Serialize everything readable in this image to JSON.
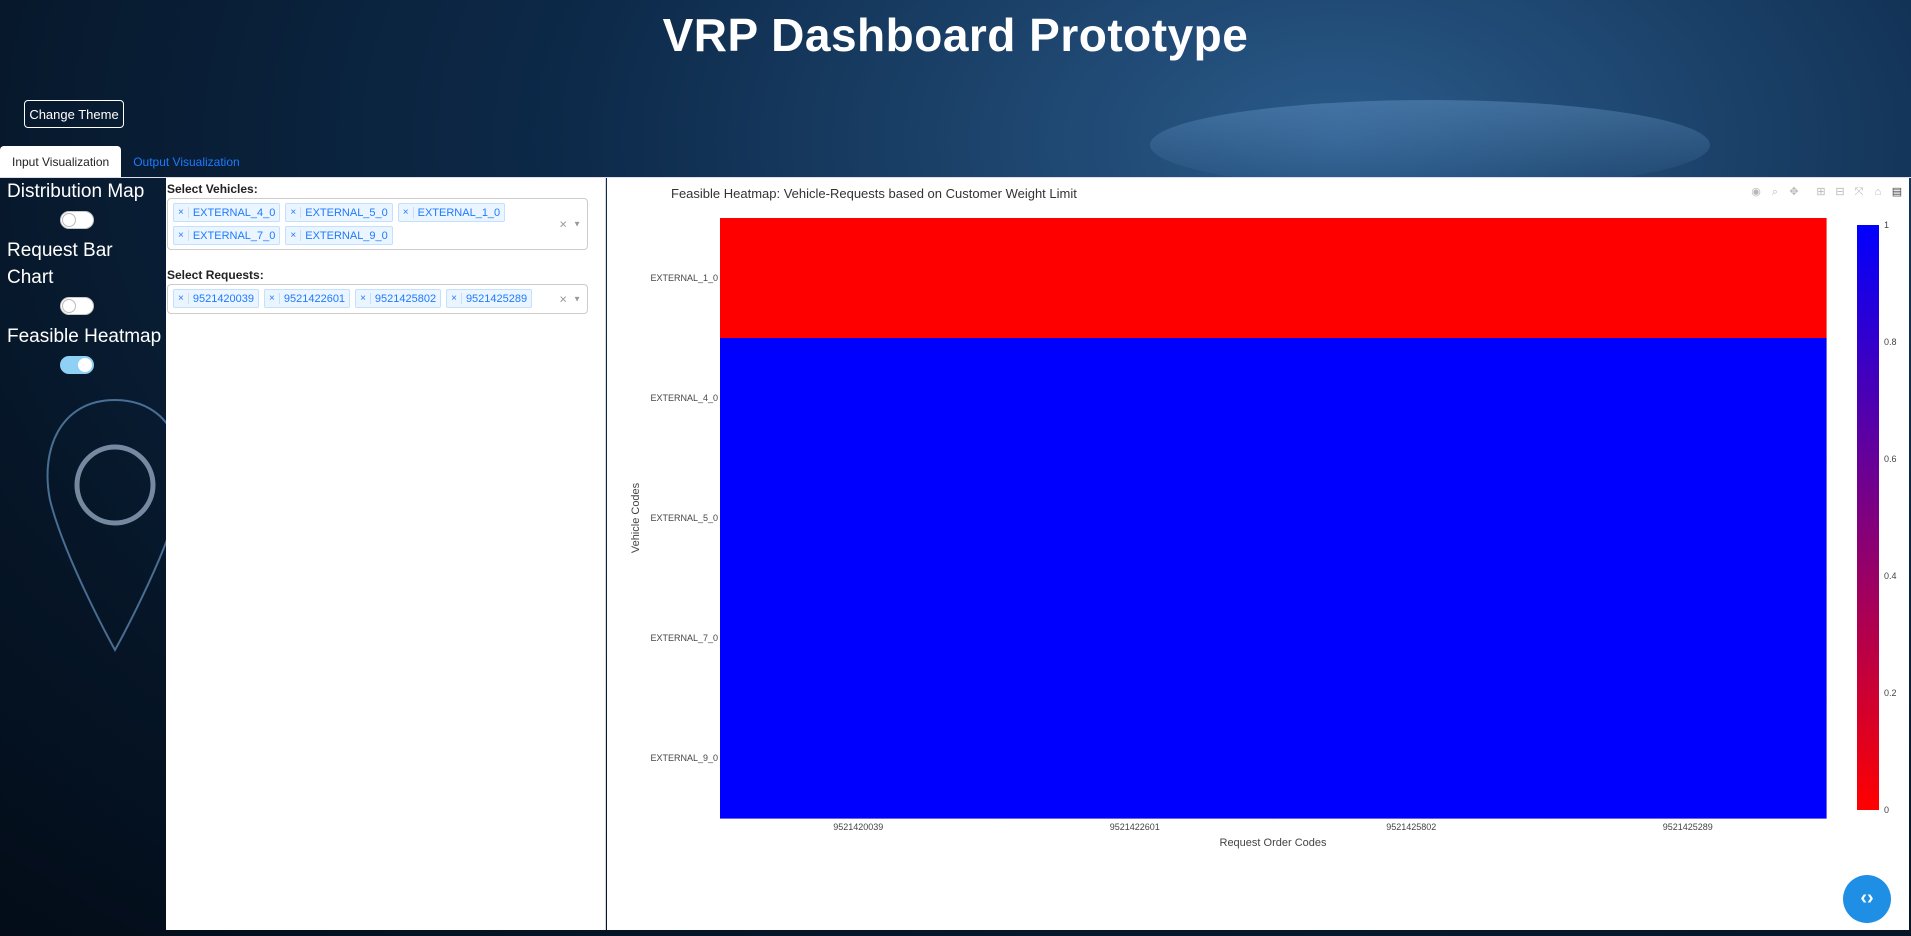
{
  "header": {
    "title": "VRP Dashboard Prototype"
  },
  "theme_button": {
    "label": "Change Theme"
  },
  "tabs": [
    {
      "label": "Input Visualization",
      "active": true
    },
    {
      "label": "Output Visualization",
      "active": false
    }
  ],
  "sidebar": {
    "items": [
      {
        "label": "Distribution Map",
        "on": false
      },
      {
        "label": "Request Bar Chart",
        "on": false
      },
      {
        "label": "Feasible Heatmap",
        "on": true
      }
    ]
  },
  "filters": {
    "vehicles": {
      "label": "Select Vehicles:",
      "selected": [
        "EXTERNAL_4_0",
        "EXTERNAL_5_0",
        "EXTERNAL_1_0",
        "EXTERNAL_7_0",
        "EXTERNAL_9_0"
      ]
    },
    "requests": {
      "label": "Select Requests:",
      "selected": [
        "9521420039",
        "9521422601",
        "9521425802",
        "9521425289"
      ]
    }
  },
  "modebar_icons": [
    "camera-icon",
    "zoom-icon",
    "pan-icon",
    "zoom-in-icon",
    "zoom-out-icon",
    "autoscale-icon",
    "reset-axes-icon",
    "plotly-logo-icon"
  ],
  "chart_data": {
    "type": "heatmap",
    "title": "Feasible Heatmap: Vehicle-Requests based on Customer Weight Limit",
    "xlabel": "Request Order Codes",
    "ylabel": "Vehicle Codes",
    "x": [
      "9521420039",
      "9521422601",
      "9521425802",
      "9521425289"
    ],
    "y": [
      "EXTERNAL_1_0",
      "EXTERNAL_4_0",
      "EXTERNAL_5_0",
      "EXTERNAL_7_0",
      "EXTERNAL_9_0"
    ],
    "z": [
      [
        0,
        0,
        0,
        0
      ],
      [
        1,
        1,
        1,
        1
      ],
      [
        1,
        1,
        1,
        1
      ],
      [
        1,
        1,
        1,
        1
      ],
      [
        1,
        1,
        1,
        1
      ]
    ],
    "zlim": [
      0,
      1
    ],
    "colorscale": {
      "low": "#ff0000",
      "high": "#0000ff"
    },
    "colorbar_ticks": [
      "0",
      "0.2",
      "0.4",
      "0.6",
      "0.8",
      "1"
    ]
  }
}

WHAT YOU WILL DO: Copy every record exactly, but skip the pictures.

TASK RESPONSE:
Serialize everything readable in this image to JSON.
{
  "header": {
    "title": "VRP Dashboard Prototype"
  },
  "theme_button": {
    "label": "Change Theme"
  },
  "tabs": [
    {
      "label": "Input Visualization",
      "active": true
    },
    {
      "label": "Output Visualization",
      "active": false
    }
  ],
  "sidebar": {
    "items": [
      {
        "label": "Distribution Map",
        "on": false
      },
      {
        "label": "Request Bar Chart",
        "on": false
      },
      {
        "label": "Feasible Heatmap",
        "on": true
      }
    ]
  },
  "filters": {
    "vehicles": {
      "label": "Select Vehicles:",
      "selected": [
        "EXTERNAL_4_0",
        "EXTERNAL_5_0",
        "EXTERNAL_1_0",
        "EXTERNAL_7_0",
        "EXTERNAL_9_0"
      ]
    },
    "requests": {
      "label": "Select Requests:",
      "selected": [
        "9521420039",
        "9521422601",
        "9521425802",
        "9521425289"
      ]
    }
  },
  "modebar_icons": [
    "camera-icon",
    "zoom-icon",
    "pan-icon",
    "zoom-in-icon",
    "zoom-out-icon",
    "autoscale-icon",
    "reset-axes-icon",
    "plotly-logo-icon"
  ],
  "chart_data": {
    "type": "heatmap",
    "title": "Feasible Heatmap: Vehicle-Requests based on Customer Weight Limit",
    "xlabel": "Request Order Codes",
    "ylabel": "Vehicle Codes",
    "x": [
      "9521420039",
      "9521422601",
      "9521425802",
      "9521425289"
    ],
    "y": [
      "EXTERNAL_1_0",
      "EXTERNAL_4_0",
      "EXTERNAL_5_0",
      "EXTERNAL_7_0",
      "EXTERNAL_9_0"
    ],
    "z": [
      [
        0,
        0,
        0,
        0
      ],
      [
        1,
        1,
        1,
        1
      ],
      [
        1,
        1,
        1,
        1
      ],
      [
        1,
        1,
        1,
        1
      ],
      [
        1,
        1,
        1,
        1
      ]
    ],
    "zlim": [
      0,
      1
    ],
    "colorscale": {
      "low": "#ff0000",
      "high": "#0000ff"
    },
    "colorbar_ticks": [
      "0",
      "0.2",
      "0.4",
      "0.6",
      "0.8",
      "1"
    ]
  }
}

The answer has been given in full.